The present study investigated whether motivation and augmented feedback processing explain the effect of an incidental choice on motor learning, and examined whether motivation and feedback processing generally predict learning. Accordingly, participants were assigned to one of two groups, choice or yoked, then asked to practice a nondominant arm beanbag toss. The choice group was allowed to choose the color of the beanbag with which they made the toss, whereas the yoked group was not. Motor learning was determined by delayed-posttest accuracy and precision. Motivation and augmented feedback processing were indexed via the Intrinsic Motivation Inventory and electroencephalography, respectively. We predicted the choice group would exhibit greater motor learning, motivation, and augmented feedback processing, and that the latter two variables would predict learning. Results showed that an incidental choice failed to enhance motor learning, motivation, or augmented feedback processing. In addition, neither motivation nor augmented feedback processing predicted motor learning. However, motivation and augmented feedback processing were correlated, with both factors predicting changes in practice performance. Thus, results suggest the effect of incidental choices on motor learning may be tenuous, and indicate motivation and augmented feedback processing may be more closely linked to changes in practice performance than motor learning.

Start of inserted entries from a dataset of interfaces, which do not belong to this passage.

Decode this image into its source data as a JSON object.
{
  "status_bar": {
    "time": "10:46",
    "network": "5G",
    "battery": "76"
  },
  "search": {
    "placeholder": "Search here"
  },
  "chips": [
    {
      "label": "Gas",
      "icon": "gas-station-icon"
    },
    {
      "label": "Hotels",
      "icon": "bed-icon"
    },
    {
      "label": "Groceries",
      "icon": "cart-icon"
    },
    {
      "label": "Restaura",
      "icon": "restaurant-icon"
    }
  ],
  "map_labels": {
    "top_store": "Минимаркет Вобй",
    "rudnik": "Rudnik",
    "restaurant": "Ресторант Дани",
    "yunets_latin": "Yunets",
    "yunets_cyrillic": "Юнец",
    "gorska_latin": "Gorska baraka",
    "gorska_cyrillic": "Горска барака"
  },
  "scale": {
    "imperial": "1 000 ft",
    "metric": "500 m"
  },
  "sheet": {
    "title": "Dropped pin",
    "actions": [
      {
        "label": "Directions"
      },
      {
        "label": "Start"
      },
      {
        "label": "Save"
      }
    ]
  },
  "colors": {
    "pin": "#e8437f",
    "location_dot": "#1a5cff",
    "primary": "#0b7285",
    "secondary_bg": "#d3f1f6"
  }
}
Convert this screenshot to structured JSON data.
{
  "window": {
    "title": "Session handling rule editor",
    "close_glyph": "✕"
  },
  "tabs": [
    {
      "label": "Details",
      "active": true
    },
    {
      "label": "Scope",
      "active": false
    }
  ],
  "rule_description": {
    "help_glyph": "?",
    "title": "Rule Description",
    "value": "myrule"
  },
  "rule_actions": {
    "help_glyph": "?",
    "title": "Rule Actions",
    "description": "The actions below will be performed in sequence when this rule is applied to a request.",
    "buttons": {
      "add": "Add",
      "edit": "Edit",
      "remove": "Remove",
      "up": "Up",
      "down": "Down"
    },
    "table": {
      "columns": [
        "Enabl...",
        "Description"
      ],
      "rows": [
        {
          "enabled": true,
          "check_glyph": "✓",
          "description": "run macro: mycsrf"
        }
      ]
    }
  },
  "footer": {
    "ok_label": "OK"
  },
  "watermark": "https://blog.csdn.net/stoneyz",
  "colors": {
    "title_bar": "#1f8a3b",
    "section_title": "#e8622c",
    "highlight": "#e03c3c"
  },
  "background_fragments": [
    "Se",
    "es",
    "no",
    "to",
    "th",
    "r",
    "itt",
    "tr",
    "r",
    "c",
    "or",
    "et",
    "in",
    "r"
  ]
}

Grand, Daou, and Miller are with the School of Kinesiology, Auburn University, Auburn, AL. Lohse is with the Dept. of Health, Kinesiology and Recreation, University of Utah.